The Software Defined Data Center (SDDC), which enables organizations to seamlessly run in a hybrid cloud model (public + private cloud), is here to stay. IDC estimates that the software-defined networking market will be valued at $3.7 billion by 2016. Security is a key component and benefit of the SDDC, and offers an opportunity to build security 'from the ground up' and weave it into the environment from day one. In his session at 16th Cloud Expo, Reuven Harrison, CTO and Co-Founder of Tufin, ...
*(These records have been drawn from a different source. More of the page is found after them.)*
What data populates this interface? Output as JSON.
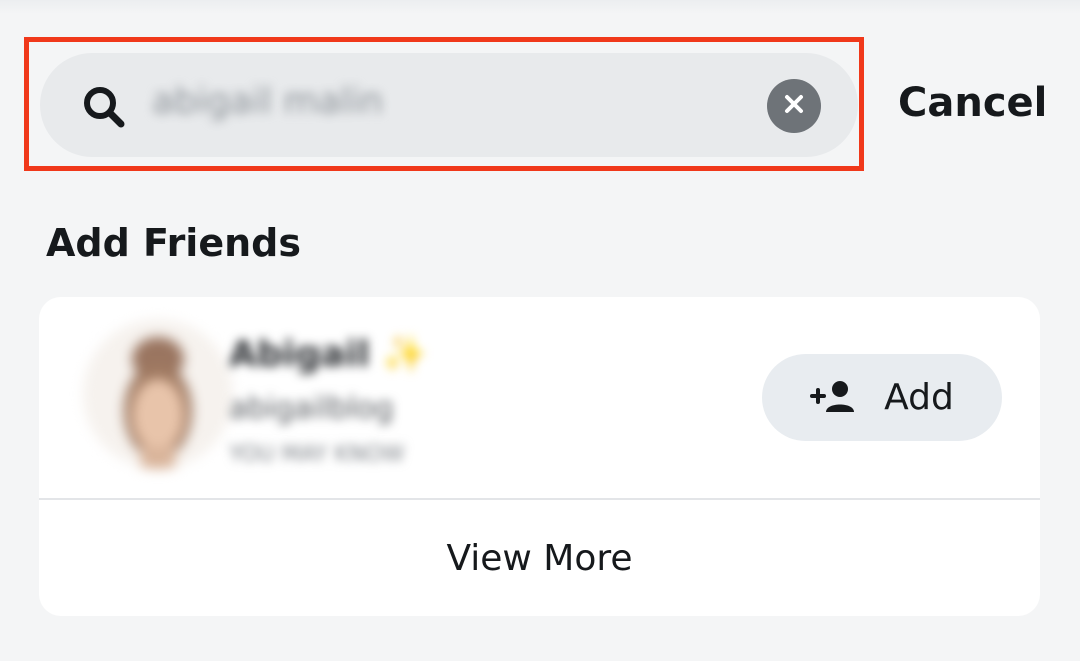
{
  "search": {
    "query": "abigail malin",
    "icon": "search-icon",
    "clear_icon": "close-icon",
    "cancel_label": "Cancel",
    "highlight_color": "#f0381a"
  },
  "section": {
    "title": "Add Friends"
  },
  "results": [
    {
      "name": "Abigail ✨",
      "username": "abigailblog",
      "meta": "YOU MAY KNOW",
      "add_label": "Add",
      "add_icon": "add-friend-icon"
    }
  ],
  "footer": {
    "view_more_label": "View More"
  }
}
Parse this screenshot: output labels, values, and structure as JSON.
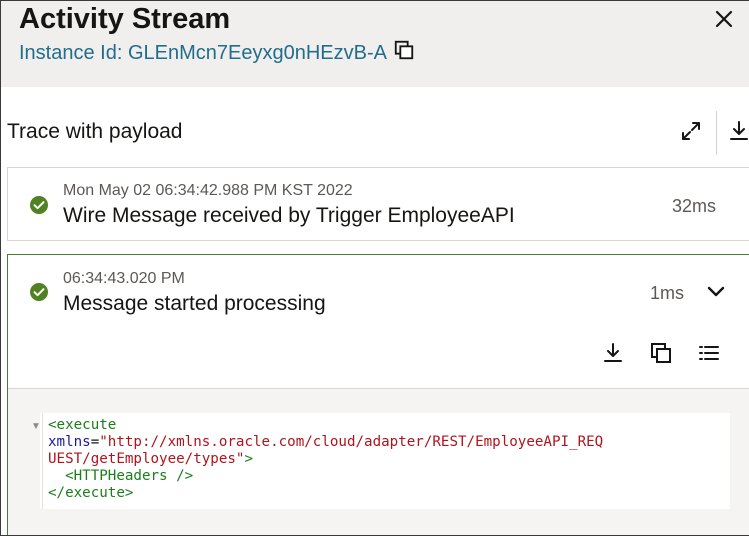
{
  "header": {
    "title": "Activity Stream",
    "instance_text": "Instance Id: GLEnMcn7Eeyxg0nHEzvB-A"
  },
  "trace": {
    "label": "Trace with payload"
  },
  "activities": [
    {
      "timestamp": "Mon May 02 06:34:42.988 PM KST 2022",
      "message": "Wire Message received by Trigger EmployeeAPI",
      "duration": "32ms",
      "status": "success"
    },
    {
      "timestamp": "06:34:43.020 PM",
      "message": "Message started processing",
      "duration": "1ms",
      "status": "success",
      "expanded": true
    }
  ],
  "payload": {
    "line1_tag": "<execute",
    "attr_name": "xmlns",
    "attr_eq": "=",
    "attr_value_part1": "\"http://xmlns.oracle.com/cloud/adapter/REST/EmployeeAPI_REQ",
    "attr_value_part2": "UEST/getEmployee/types\"",
    "attr_close": ">",
    "child": "  <HTTPHeaders />",
    "close": "</execute>"
  },
  "colors": {
    "success": "#508223",
    "link": "#216e8c",
    "header_bg": "#f1efed"
  },
  "icons": {
    "close": "close-icon",
    "copy": "copy-icon",
    "expand": "expand-icon",
    "download": "download-icon",
    "check": "check-circle-icon",
    "chevron": "chevron-down-icon",
    "list": "list-icon"
  }
}
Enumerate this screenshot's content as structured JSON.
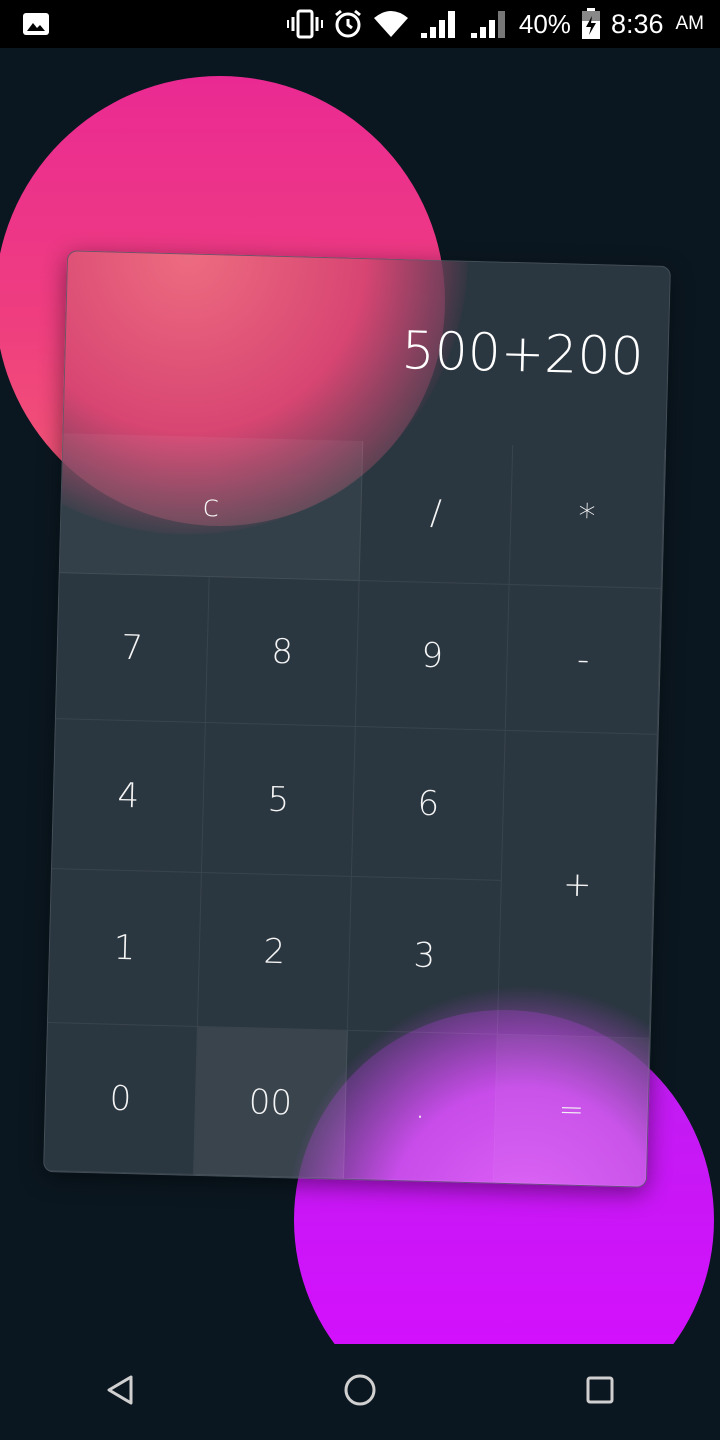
{
  "status_bar": {
    "battery": "40%",
    "time": "8:36",
    "ampm": "AM",
    "icons": [
      "image-icon",
      "vibrate-icon",
      "alarm-icon",
      "wifi-icon",
      "signal-icon",
      "signal-icon-2",
      "battery-charging-icon"
    ]
  },
  "calculator": {
    "display": "500+200",
    "keys": {
      "clear": "c",
      "divide": "/",
      "multiply": "*",
      "seven": "7",
      "eight": "8",
      "nine": "9",
      "minus": "-",
      "four": "4",
      "five": "5",
      "six": "6",
      "plus": "+",
      "one": "1",
      "two": "2",
      "three": "3",
      "zero": "0",
      "double_zero": "00",
      "decimal": ".",
      "equals": "="
    }
  },
  "nav": {
    "icons": [
      "back-icon",
      "home-icon",
      "recents-icon"
    ]
  },
  "colors": {
    "background": "#0b1720",
    "pink_blob": "#ea2a93",
    "purple_blob": "#d90dff"
  }
}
DevOps is often described as a combination of technology and culture. Without both, DevOps isn't complete. However, applying the culture to outdated technology is a recipe for disaster; as response times grow and connections between teams are delayed by technology, the culture will die. A Nutanix Enterprise Cloud has many benefits that provide the needed base for a true DevOps paradigm. In their Day 3 Keynote at 20th Cloud Expo, Chris Brown, a Solutions Marketing Manager at Nutanix, and Mark Lav...
Many organizations are now looking to DevOps maturity models to gauge their DevOps adoption and compare their maturity to their peers. However, as enterprise organizations rush to adopt DevOps, moving past experimentation to embrace it at scale, they are in danger of falling into the trap that they have fallen into time and time again. Unfortunately, we've seen this movie before, and we know how it ends: badly.
TCP (Transmission Control Protocol) is a common and reliable transmission protocol on the Internet. TCP was introduced in the 70s by Stanford University for US Defense to establish connectivity between distributed systems to maintain a backup of defense information. At the time, TCP was introduced to communicate amongst a selected set of devices for a smaller dataset over shorter distances. As the Internet evolved, however, the number of applications and users, and the types of data accessed and...